Cloud disaster recovery models: planning and testing
Modern enterprises know that disasters are a fact of life. They also understand that disasters come in many shapes and sizes and lead to varying degrees of Availability loss and impact on business continuity. Because major wide-scale disasters occur way less often than smaller disasters from within a data center, it’s also important to plan and test cloud disaster recovery models for smaller disasters that can happen at VM, guest OS or application levels.

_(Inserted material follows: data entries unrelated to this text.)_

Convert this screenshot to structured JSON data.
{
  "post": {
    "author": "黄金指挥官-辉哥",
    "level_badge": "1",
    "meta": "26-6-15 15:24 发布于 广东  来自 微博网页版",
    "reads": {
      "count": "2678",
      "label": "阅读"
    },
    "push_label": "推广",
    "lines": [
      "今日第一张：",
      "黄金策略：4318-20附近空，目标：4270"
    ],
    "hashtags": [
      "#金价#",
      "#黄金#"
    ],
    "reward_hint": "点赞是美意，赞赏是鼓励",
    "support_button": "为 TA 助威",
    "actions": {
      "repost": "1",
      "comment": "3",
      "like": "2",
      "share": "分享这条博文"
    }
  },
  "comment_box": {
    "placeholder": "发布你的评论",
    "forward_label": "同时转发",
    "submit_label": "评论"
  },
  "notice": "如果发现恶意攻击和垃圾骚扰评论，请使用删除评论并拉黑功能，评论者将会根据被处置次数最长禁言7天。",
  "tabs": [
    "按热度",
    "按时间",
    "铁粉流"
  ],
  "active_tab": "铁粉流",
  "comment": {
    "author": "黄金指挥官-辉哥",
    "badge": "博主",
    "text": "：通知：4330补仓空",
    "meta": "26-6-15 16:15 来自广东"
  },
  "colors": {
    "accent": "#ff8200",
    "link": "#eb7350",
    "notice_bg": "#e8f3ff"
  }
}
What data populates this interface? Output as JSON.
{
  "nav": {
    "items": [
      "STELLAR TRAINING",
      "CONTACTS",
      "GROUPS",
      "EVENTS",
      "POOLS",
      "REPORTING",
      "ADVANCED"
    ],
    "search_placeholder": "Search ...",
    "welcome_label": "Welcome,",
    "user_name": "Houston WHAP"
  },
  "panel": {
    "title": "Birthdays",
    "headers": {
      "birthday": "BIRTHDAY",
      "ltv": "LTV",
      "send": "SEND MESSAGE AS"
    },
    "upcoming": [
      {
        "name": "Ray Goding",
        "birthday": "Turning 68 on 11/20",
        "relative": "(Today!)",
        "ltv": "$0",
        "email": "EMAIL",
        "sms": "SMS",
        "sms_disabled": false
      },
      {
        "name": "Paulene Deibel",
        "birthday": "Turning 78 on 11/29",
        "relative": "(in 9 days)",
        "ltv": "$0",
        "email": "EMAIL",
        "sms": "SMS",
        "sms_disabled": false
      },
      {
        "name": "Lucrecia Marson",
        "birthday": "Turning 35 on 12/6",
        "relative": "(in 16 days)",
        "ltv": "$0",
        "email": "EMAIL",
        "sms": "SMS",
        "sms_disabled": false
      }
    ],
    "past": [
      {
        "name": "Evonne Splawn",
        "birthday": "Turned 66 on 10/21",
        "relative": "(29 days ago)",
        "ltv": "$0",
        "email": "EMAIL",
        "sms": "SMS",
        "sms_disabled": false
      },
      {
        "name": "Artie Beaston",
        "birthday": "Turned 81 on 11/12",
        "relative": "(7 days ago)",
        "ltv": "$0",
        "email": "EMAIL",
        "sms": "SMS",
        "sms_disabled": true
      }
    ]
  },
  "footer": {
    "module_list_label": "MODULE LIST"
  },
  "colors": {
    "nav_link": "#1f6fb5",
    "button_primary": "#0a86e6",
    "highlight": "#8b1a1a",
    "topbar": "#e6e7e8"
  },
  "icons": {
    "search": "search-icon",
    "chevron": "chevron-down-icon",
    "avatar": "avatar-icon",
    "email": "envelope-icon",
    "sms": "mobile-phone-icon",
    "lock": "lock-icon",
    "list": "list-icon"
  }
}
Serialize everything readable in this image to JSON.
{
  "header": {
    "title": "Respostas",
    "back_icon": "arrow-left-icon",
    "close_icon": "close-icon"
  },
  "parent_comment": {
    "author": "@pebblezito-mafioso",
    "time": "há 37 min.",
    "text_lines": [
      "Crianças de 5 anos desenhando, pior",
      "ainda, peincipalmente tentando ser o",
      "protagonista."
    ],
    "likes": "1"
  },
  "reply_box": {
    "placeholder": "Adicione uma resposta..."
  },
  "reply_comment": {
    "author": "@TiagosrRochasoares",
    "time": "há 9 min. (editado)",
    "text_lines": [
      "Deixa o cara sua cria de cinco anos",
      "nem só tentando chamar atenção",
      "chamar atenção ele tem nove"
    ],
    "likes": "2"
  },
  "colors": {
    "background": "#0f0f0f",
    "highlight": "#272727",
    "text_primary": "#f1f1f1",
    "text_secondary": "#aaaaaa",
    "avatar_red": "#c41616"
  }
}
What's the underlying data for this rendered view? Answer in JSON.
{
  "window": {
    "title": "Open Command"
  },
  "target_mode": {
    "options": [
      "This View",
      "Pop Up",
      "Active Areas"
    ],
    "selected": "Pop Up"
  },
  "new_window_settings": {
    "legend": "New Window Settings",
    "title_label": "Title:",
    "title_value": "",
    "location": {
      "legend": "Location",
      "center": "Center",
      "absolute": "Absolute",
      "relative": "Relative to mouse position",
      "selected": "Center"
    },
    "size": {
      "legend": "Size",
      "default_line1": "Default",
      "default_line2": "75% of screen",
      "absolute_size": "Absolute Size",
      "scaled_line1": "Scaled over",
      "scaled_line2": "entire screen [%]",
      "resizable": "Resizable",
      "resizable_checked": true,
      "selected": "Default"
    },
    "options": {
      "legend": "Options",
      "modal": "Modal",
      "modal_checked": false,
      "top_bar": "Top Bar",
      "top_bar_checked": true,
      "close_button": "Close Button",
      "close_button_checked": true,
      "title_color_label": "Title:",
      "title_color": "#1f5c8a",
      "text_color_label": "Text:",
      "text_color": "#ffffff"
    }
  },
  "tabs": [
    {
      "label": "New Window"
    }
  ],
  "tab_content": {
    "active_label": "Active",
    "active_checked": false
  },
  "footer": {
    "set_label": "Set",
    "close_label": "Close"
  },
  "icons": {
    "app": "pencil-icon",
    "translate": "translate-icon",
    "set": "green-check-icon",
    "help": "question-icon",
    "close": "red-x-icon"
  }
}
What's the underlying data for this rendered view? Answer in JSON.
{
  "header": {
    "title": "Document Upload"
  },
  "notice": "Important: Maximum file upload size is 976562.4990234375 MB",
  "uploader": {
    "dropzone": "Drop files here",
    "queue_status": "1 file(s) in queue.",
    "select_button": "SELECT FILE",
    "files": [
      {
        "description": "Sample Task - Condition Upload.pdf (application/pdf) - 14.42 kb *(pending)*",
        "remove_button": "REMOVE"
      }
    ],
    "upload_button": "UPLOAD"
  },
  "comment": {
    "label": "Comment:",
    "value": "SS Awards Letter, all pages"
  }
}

Because disasters can lead to revenue, productivity and reputation loss, it’s important to understand that having cloud-based backup is just one piece of the business continuity and Availability puzzle. Here at Veeam, we empower our cloud and service providers to offer services based on Veeam Cloud Connect backup and replication. However, the planning and testing of what happens once disaster strikes is ultimately up to either the organizations purchasing the services or the services company offering DRaaS (Disaster Recovery as a Service) and business continuity wrapped around backup and replication offerings.
Why it’s important to plan
In theory, planning for a disaster should be completed before selecting a product or solution. In reality, it’s common for organizations to purchase cloud DR (disaster recovery) services without an understanding of what needs to be put in place prior to workloads being backed up or replicated to a cloud provider. Concepts like recovery time and recovery point objectives (RTPO) need to be understood and planned so, if a disaster strikes and failover has occurred, applications will not only be recovered within SLAs, but also that data on those recovered workloads will be useful in terms of its age.
Read the entire article here, Cloud disaster recovery models: planning and testing
via the fine folks at Veeam Software